Ginny turned back to her paperwork, but the altercation at Jemmie’s upset her. If he could get so upset over frog pictures, what might he do if something serious happened? What could she do about it? She put in a call to the Westford police and asked to have an officer stop by for a consultation.
Two days later, just after nine o’clock, Officer Tom DiAndreo pulled up in front of Brush & Bevel and knocked on the locked door. Ginny let him in and offered coffee.
“Only if you’re having some,” he replied. “Unfortunately, some folks would consider it an ‘inducement.’”
Ginny rolled her eyes. “I’ll get some for both of us. Sue and Elsie already have theirs.” When she returned with the cups, he was staring upward. She followed his gaze but couldn’t determine what he was looking at. She nudged his elbow. “Something interesting up there?”
He grinned boyishly and accepted the coffee. “Nice ceiling. No spitballs.”
“I should hope not.” She raised an eyebrow, inviting an explanation.
“There are sixteen spitballs in the ceiling over my desk. Been there since I started twelve years ago. I keep complaining, but the cleaning staff never gets rid of ’em.”

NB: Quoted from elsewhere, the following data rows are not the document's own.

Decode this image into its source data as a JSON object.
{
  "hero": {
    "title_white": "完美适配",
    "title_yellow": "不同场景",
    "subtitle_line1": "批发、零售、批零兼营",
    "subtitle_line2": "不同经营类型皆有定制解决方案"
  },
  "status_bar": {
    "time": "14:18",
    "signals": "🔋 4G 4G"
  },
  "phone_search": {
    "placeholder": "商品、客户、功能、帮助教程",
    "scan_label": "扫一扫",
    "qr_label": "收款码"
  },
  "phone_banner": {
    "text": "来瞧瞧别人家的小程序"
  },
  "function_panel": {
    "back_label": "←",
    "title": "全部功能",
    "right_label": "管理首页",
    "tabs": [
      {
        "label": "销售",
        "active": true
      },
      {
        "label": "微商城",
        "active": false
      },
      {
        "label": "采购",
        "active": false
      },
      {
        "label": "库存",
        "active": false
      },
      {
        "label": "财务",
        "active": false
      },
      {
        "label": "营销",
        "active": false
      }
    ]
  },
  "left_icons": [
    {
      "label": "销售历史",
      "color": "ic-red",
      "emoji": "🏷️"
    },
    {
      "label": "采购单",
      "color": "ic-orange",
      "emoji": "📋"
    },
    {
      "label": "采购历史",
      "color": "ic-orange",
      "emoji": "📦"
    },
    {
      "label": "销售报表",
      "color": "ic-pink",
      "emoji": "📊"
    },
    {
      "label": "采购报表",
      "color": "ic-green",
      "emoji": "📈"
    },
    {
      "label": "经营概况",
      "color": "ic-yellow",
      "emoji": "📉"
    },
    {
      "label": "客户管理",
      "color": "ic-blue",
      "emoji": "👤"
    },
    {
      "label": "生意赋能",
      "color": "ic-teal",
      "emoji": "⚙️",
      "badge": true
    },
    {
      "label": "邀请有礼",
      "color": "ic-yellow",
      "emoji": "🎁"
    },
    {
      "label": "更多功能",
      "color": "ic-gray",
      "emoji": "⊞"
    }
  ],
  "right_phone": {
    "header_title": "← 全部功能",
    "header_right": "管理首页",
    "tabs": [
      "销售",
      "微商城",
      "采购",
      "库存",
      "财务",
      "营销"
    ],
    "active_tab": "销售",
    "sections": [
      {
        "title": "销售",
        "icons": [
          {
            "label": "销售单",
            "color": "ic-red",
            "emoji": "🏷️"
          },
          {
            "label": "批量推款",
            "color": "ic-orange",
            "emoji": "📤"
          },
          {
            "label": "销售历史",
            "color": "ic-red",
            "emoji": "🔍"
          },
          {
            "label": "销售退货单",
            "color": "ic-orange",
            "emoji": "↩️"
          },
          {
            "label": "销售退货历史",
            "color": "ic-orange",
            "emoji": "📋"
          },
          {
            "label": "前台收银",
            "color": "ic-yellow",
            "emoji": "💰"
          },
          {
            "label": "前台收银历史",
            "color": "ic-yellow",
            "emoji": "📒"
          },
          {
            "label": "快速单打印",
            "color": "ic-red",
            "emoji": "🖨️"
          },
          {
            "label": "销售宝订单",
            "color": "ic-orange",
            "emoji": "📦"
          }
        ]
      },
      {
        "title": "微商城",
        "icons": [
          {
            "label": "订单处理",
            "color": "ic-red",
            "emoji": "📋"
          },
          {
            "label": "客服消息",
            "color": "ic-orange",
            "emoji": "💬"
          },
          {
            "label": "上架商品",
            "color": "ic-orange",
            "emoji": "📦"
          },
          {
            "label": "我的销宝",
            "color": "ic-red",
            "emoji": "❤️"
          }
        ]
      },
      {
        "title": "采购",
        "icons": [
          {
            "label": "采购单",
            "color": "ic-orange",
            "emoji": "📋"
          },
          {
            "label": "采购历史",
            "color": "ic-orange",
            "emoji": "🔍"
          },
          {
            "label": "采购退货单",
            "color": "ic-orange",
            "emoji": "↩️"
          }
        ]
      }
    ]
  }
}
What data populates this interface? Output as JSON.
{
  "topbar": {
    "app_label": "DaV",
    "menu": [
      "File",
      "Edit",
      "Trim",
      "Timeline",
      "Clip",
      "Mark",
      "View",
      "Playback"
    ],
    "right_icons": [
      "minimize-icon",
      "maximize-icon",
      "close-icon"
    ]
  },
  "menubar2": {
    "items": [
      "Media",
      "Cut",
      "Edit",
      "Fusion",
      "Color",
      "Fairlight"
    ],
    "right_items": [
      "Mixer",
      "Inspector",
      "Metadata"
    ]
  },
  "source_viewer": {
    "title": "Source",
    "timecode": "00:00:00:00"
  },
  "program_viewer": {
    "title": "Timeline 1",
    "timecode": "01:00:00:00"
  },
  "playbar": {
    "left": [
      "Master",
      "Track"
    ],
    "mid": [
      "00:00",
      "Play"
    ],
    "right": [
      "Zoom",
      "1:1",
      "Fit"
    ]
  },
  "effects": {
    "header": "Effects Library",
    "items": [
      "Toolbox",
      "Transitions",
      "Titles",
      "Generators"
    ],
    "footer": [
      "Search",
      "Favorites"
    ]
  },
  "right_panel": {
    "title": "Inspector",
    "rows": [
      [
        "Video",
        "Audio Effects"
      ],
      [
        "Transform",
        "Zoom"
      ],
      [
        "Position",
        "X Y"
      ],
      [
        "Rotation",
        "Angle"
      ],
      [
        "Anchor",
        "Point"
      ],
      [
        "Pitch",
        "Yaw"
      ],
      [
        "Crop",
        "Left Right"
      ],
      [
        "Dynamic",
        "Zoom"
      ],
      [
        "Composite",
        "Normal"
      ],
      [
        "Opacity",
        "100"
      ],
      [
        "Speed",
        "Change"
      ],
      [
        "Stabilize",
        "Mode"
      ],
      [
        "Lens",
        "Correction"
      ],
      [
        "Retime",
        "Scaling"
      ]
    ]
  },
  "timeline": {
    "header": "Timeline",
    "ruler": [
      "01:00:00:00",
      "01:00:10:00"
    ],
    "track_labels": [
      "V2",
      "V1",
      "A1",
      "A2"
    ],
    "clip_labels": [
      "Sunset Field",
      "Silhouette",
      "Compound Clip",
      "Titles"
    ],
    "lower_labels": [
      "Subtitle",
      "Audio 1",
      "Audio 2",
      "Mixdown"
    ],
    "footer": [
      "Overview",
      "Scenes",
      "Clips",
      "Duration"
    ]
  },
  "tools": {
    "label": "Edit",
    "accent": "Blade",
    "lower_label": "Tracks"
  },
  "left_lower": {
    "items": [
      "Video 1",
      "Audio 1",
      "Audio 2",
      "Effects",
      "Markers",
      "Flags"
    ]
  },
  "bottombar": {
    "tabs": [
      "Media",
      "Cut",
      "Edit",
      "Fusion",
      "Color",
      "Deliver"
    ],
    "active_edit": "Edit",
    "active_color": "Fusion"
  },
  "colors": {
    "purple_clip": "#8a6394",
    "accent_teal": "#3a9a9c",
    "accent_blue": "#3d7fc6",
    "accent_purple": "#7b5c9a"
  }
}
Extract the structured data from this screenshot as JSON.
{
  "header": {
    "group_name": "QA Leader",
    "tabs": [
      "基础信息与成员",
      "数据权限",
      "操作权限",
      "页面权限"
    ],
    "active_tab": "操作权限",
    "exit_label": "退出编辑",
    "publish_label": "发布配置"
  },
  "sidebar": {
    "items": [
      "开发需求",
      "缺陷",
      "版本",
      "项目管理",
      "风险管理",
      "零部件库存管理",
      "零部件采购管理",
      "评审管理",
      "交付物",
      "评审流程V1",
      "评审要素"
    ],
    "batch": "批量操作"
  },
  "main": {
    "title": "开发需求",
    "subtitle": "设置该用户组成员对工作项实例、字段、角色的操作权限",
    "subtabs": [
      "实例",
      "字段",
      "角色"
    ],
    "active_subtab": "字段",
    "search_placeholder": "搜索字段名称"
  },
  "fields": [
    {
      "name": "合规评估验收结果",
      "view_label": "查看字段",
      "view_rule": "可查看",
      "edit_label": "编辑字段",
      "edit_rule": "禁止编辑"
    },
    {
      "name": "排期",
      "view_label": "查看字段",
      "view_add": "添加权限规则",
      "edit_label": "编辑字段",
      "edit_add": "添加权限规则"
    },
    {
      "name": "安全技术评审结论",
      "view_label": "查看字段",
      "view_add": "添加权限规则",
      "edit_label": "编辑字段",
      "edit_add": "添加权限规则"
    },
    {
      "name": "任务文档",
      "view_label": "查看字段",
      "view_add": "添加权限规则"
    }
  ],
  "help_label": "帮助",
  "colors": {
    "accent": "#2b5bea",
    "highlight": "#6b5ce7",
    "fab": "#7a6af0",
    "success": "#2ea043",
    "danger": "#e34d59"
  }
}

Ginny chuckled. “That’s why I do my own cleaning.”
“Yeah, well, the town won’t spend money on a decent cleaning service. They’d rather spend it on ‘essentials’ like fireworks.” He shook his head and took a swig of coffee. “This is good. Thanks. Gets the dust of the file room out of my throat.”
“Let me guess, they won’t spring for a proper filing system, either.”
He winked. “One reason I’m applying to the state police.”
Within a few minutes, Ed the landlord showed up and Carol from the deli came in, too. They each took a seat, some in the upholstered chairs and some on the tall swivel chairs.
Mark scooted in and perched a hip on the design desk. DiAndreo stood beside the faux fireplace and waited until the chitchat died down.
“You don’t look very surprised to see us all,” Ginny said.
“Let me guess. It’s about Jemmie Demarais, right?”
At their nod, he sighed. “Any time you feel threatened, I mean
time, call us. We’ll be right over. We all know he’s got a couple screws loose, even though we don’t think he’d actually hurt anyone. He doesn’t have to hurt someone to get in trouble with the law. Just threatening can be a crime. Now, do you have anything concrete against him?”
They looked at each other, but it was Ginny who jumped in first. “He’s a royal pain, although I’ve never been afraid of him. I think he needs help, but I’m certainly not going to say that to him.”
“No, I don’t think you should. It has to come from somebody close to him, or else from an official. Leave that part of it alone. What about his staff?”
“They yell back, and now they’ve started walking out,” Elsie said. “I don’t want another situation like the one ten years ago…” She paused to see if DiAndreo remembered when Mike Bingham had frightened her so and went on at his nod, “and it’s not right that our customers have to hear that kind of stuff.”
“Does he get profane? Because if he does, we can charge him with indecency.”
“Not that I’ve heard,” Ginny started, but Mark spoke over her.